--- RECORDS ---

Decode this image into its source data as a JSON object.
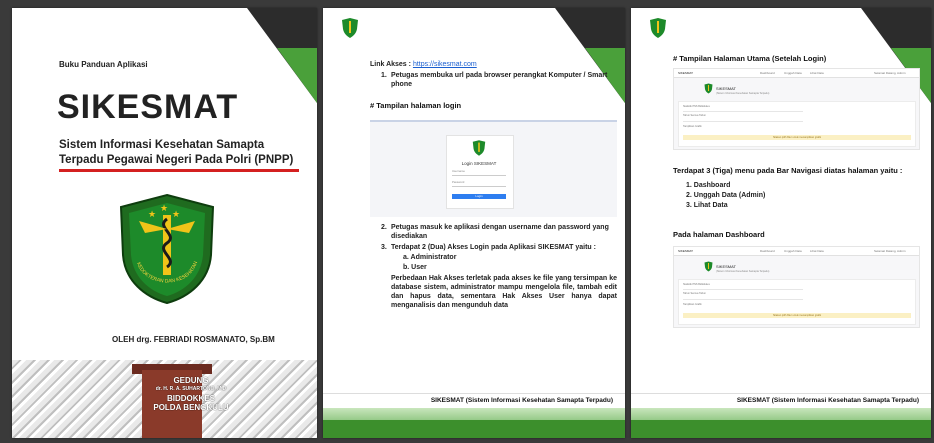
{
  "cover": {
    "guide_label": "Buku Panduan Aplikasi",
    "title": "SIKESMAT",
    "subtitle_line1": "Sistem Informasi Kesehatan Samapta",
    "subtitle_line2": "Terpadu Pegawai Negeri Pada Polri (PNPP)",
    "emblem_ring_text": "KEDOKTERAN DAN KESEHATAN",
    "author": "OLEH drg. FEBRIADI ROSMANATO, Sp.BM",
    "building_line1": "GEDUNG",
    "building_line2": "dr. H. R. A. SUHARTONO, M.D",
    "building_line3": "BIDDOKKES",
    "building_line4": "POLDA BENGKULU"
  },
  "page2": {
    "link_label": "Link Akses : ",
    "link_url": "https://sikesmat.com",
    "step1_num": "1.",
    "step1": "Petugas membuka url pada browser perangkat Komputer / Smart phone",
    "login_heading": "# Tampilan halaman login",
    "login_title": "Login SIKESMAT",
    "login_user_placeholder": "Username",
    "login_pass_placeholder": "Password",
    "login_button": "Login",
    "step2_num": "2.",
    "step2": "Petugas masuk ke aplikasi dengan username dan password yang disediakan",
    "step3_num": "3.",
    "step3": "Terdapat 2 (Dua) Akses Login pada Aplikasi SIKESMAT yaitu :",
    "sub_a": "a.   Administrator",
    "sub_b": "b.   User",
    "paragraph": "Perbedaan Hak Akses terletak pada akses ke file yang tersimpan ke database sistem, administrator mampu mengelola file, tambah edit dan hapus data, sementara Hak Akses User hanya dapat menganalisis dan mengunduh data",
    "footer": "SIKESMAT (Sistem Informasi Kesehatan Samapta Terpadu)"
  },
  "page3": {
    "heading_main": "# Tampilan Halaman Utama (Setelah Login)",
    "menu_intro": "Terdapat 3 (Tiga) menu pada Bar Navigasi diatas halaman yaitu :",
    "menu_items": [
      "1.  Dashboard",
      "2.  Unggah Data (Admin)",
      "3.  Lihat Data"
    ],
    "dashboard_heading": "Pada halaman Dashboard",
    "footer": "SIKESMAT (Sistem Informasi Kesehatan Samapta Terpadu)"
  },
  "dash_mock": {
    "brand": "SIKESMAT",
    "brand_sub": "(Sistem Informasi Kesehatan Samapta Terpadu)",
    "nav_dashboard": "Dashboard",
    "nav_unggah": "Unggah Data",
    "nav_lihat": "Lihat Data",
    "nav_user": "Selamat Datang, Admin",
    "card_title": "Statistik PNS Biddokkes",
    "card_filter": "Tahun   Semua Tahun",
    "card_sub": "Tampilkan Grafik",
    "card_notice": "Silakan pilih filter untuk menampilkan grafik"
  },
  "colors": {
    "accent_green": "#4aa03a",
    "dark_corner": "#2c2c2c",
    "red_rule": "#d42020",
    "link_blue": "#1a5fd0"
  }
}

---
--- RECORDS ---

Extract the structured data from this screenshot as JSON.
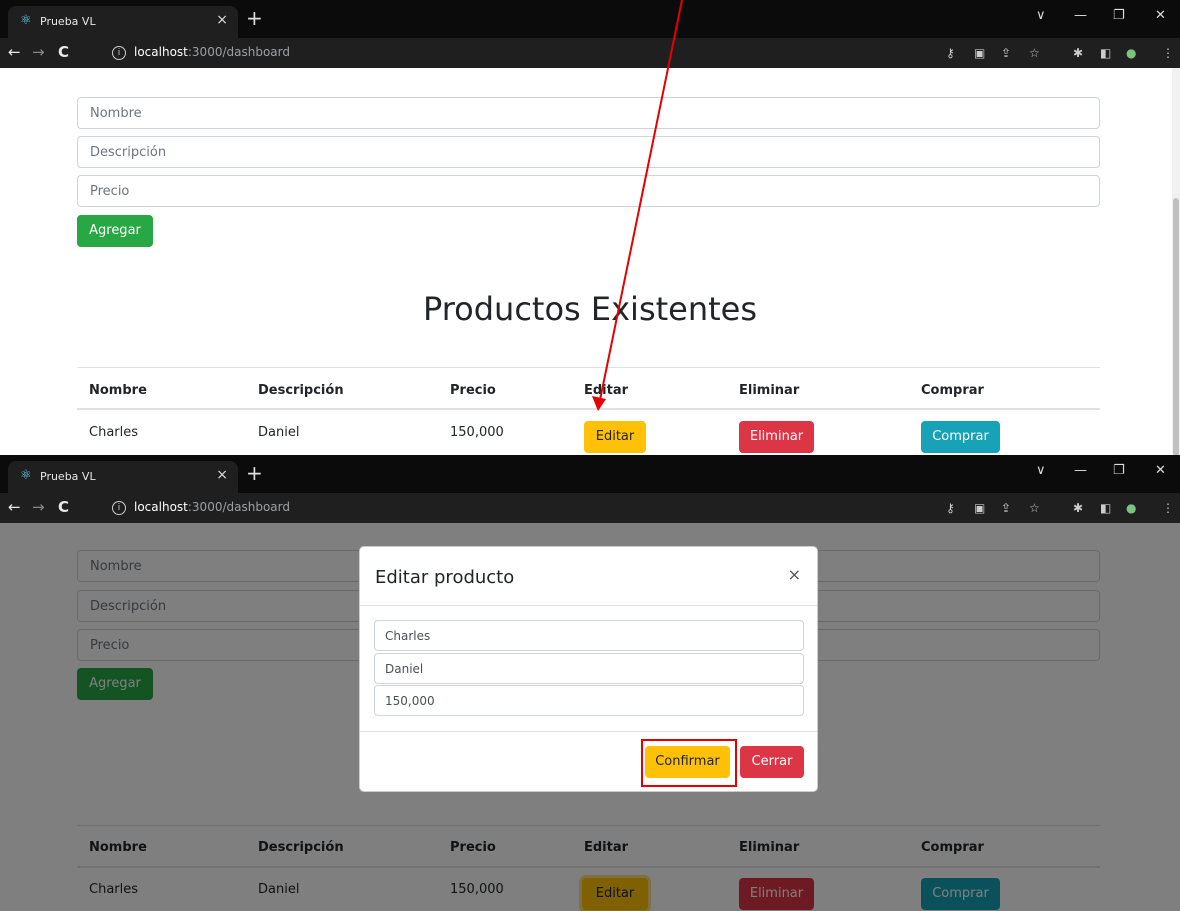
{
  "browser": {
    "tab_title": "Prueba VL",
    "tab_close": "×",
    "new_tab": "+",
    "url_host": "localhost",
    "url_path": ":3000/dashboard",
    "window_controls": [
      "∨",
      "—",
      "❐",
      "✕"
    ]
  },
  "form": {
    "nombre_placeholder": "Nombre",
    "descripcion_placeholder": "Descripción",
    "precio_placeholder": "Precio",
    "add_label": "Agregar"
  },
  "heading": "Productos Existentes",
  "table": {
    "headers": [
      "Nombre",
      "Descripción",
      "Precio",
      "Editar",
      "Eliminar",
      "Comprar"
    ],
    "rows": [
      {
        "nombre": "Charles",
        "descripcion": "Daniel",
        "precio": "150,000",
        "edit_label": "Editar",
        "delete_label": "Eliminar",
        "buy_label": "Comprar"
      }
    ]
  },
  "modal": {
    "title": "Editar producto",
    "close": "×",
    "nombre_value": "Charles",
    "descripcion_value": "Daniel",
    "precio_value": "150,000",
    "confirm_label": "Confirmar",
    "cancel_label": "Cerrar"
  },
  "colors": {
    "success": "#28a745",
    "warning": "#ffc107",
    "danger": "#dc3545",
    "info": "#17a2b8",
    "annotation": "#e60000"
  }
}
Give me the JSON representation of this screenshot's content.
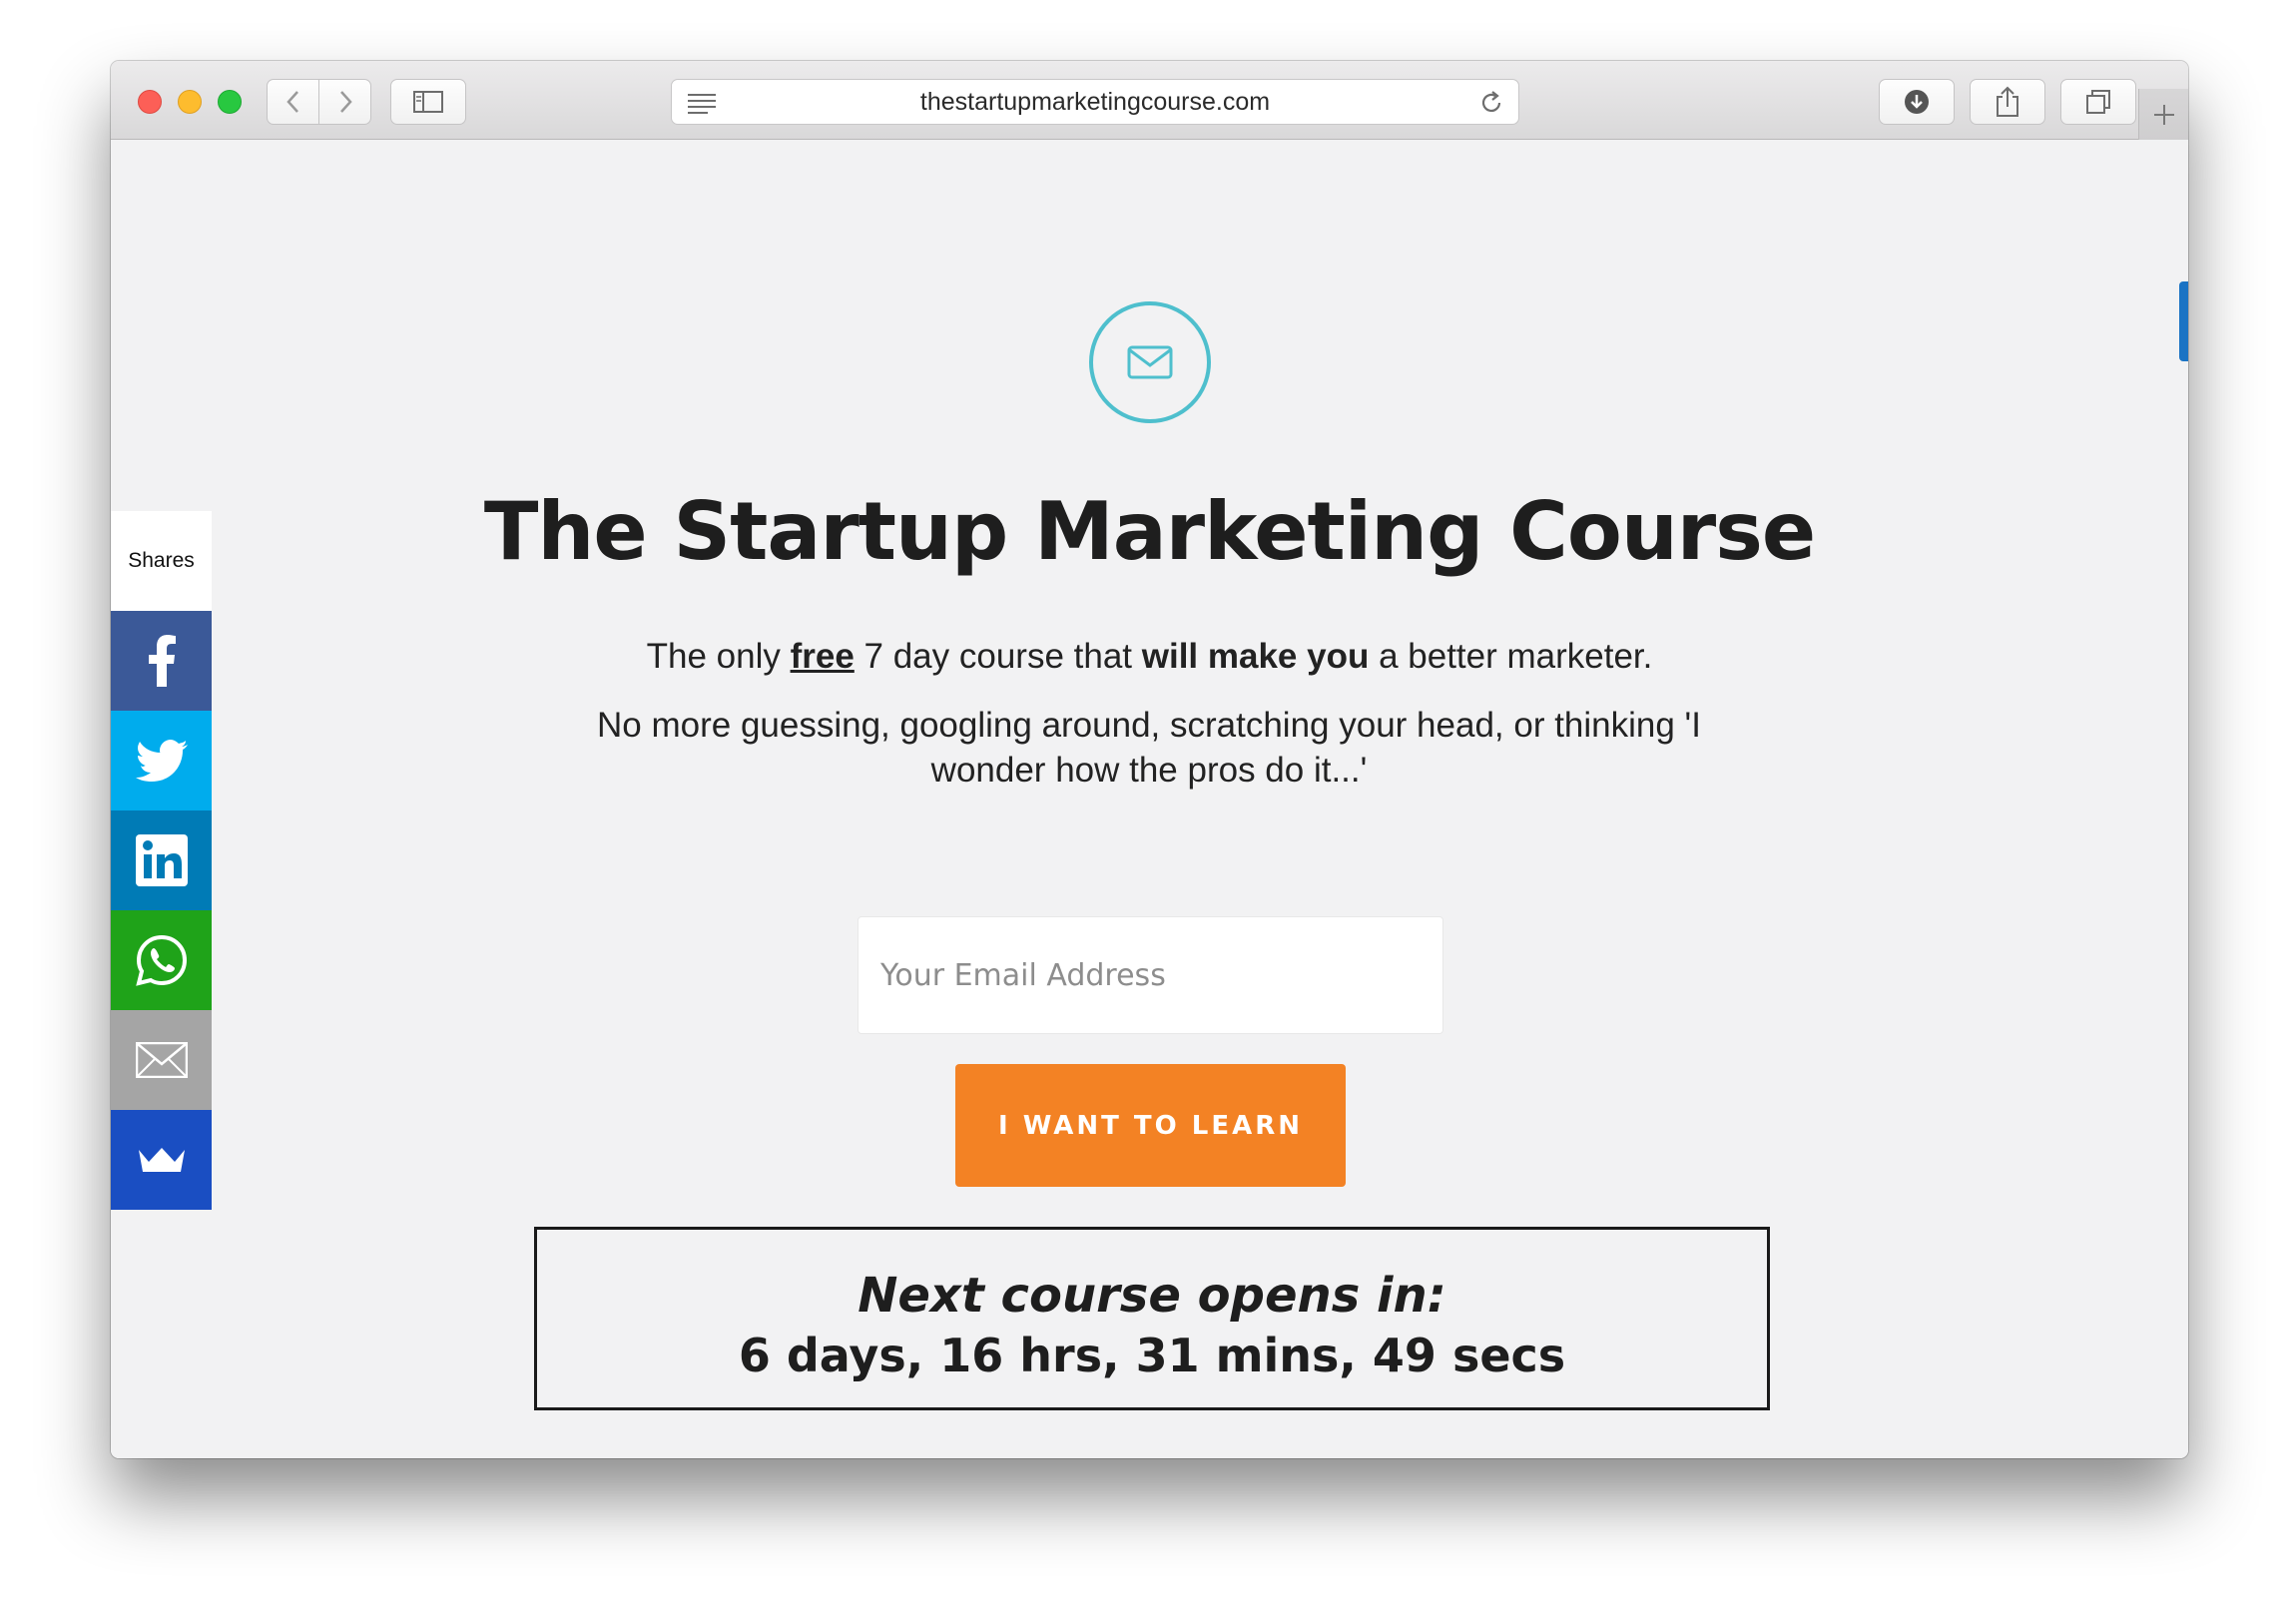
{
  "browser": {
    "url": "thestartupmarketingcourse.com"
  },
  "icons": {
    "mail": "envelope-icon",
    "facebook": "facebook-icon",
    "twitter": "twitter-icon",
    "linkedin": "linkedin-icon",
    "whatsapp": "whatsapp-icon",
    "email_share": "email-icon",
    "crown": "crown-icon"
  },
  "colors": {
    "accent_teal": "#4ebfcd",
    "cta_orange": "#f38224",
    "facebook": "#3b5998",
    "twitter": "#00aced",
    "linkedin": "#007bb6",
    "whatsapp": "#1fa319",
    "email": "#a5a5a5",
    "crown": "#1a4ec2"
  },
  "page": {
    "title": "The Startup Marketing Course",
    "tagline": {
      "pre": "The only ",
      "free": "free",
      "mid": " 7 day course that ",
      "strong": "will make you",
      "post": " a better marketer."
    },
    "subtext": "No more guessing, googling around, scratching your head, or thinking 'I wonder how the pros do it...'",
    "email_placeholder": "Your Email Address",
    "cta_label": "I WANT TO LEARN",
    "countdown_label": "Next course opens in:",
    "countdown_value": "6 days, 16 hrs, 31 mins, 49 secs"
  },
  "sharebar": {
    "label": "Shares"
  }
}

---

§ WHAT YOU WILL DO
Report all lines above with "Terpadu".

§ RESPONSE
    "subtitle_line2": "Terpadu Pegawai Negeri Pada Polri (PNPP)",
    "footer": "SIKESMAT (Sistem Informasi Kesehatan Samapta Terpadu)"
    "footer": "SIKESMAT (Sistem Informasi Kesehatan Samapta Terpadu)"
    "brand_sub": "(Sistem Informasi Kesehatan Samapta Terpadu)",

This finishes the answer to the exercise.